Archive for June, 2015

The Surinamese Conundrum

Tuesday, June 9th, 2015

We are still three years from the 2018 World Cup, and with the shenanigans now affecting FIFA, we cannot even be certain that it will be staged as planned in Russia. However, we already have had one round of fixtures played in each of Asia and the CONCACAF federations, with a total 13 teams knocked out on the field of play. A further two (Zimbabwe and Indonesia) are suspended by FIFA and are unlikely to play any part in the competition.

As an aside, the reasons for these suspensions were perfectly good. It has been a surprise that Indonesia were not banned much earlier.

The second rounds are now underway in these two confederations. In Asia, they are group games, meaning that each team plays on until March next year. For CONCACAF, it is still a knock out competition with ten more teams losing their chance before the official qualifying draw takes place next month, (it is only then that the European teams know who their opponents will be).
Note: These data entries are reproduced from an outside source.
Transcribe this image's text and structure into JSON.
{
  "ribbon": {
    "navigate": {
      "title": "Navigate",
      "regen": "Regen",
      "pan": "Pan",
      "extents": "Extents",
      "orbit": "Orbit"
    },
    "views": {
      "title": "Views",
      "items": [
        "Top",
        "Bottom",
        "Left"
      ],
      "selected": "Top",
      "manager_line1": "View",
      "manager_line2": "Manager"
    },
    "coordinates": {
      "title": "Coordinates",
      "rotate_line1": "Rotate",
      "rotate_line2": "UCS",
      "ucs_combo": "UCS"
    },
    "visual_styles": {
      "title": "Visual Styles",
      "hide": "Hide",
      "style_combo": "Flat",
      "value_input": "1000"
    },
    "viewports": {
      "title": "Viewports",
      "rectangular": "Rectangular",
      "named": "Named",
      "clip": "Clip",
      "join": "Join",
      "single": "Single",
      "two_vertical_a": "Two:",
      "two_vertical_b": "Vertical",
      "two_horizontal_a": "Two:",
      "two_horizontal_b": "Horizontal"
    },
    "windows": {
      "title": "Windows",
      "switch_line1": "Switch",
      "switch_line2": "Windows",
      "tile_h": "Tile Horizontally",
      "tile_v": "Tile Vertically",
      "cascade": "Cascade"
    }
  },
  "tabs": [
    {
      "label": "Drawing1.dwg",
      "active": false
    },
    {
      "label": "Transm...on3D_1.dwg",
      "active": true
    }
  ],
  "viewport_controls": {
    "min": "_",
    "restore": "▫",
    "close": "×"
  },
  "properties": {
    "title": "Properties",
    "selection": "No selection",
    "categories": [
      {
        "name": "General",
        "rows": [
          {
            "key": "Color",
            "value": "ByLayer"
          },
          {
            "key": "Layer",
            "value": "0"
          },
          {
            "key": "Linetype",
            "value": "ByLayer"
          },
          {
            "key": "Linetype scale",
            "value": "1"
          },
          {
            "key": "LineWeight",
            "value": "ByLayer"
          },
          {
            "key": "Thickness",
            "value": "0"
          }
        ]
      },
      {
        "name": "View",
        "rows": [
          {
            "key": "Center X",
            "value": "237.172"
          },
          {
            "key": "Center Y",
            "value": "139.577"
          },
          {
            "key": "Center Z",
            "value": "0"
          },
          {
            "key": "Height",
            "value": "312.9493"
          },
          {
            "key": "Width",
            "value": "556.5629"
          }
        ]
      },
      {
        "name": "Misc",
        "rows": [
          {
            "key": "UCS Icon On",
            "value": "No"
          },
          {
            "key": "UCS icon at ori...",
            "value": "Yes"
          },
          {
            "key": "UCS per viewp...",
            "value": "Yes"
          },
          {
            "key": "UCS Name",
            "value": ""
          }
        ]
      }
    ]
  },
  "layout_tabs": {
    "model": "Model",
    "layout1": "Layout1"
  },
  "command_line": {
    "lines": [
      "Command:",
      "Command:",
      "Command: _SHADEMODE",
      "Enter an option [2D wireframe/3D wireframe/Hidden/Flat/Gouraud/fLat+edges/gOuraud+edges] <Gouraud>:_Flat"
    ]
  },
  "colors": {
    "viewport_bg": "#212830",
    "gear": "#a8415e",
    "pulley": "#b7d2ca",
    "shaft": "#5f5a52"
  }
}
The first match in this round for CONCACAF took place in Nicaragua, where the home nation defeated Suriname by 1-0. This was not the biggest game in qualification. No one would expect either to get anywhere close to being included in the finals, and CONCACAF themselves have not even bothered to fill in the match stats. The home team started with 10 players from the local league, and one who played in Costa Rica. The away team was of similar nature, with the local players supplemented by one playing in Trinidad.

It could have been a lot different, Suriname may be ranked around 150 by FIFA, and may be a small country with a population not much over half a million. But it has produced a lot of footballers. Edgar Davids, Clarence Seedorf and Jimmy Floyd Hasselbaink were all born in Suriname, while Ruud Gullit, Frank Rijkaard and Patrick Kluivert are all sons of Surinamese émigrés.

In May, a team of players who all qualified to play for Suriname (under FIFA rules) played a game in Almere, Netherlands. Most of the players were from the Netherlands Professional Leagues, although also included were Lorenzo Davids (cousin of Edgar, playing in Denmark) and Nigel Hasselbaink (nephew of Jimmy Floyd, playing for Hamilton Academical).

Why do none of these play for the National team? It appears to be a matter of politics. For reasons best known to themselves, the Surinamese have decided not to play any player who is not a citizen of the country and holds a Surinamese passport. The law of the country prohibits the holding of dual citizenship, so players cannot hold both Suriname and Dutch passports.

Other countries play to FIFA rules which are more relaxed. The majority of the players in the Algerian National Team are French citizens.

There have been moves in Suriname to change the situation, with a move to allow for dual nationality. Even if passed, it may not make a difference. The Netherlands also has laws against dual nationality, with only a few exceptions permitted. A professional football player would not be granted an exemption from the rules, and would not want to give up the citizenship that allowed him to play professional football anywhere within the European Union.

Suriname can still choose to allow these players to play for them. They are qualified under FIFA rules, so it only takes local will to change the attitude and they can join those nations with players who first step foot in their “homeland” to play an international.

But then perhaps it does not matter. Suriname’s team of foreign professionals lost in Almere, to another team who use mainly players with Netherlands passports. In fact their opponents, Curacao are still a constituent part of the Netherlands. Curacao may use players from the Netherlands League, and may be coached by a famous footballing son, but no one is expecting to see them in Russia (or wherever the finals are held). And all the best players will still decide they are better off declaring for the Netherlands. The coach of Curacao was born in Amsterdam, but could have played for his mother’s home country, Curacao – or by FIFA rules for his father’s place of birth, Suriname. I have already mentioned his name, Patrick Kluivert won all of his 79 international caps for the Netherlands.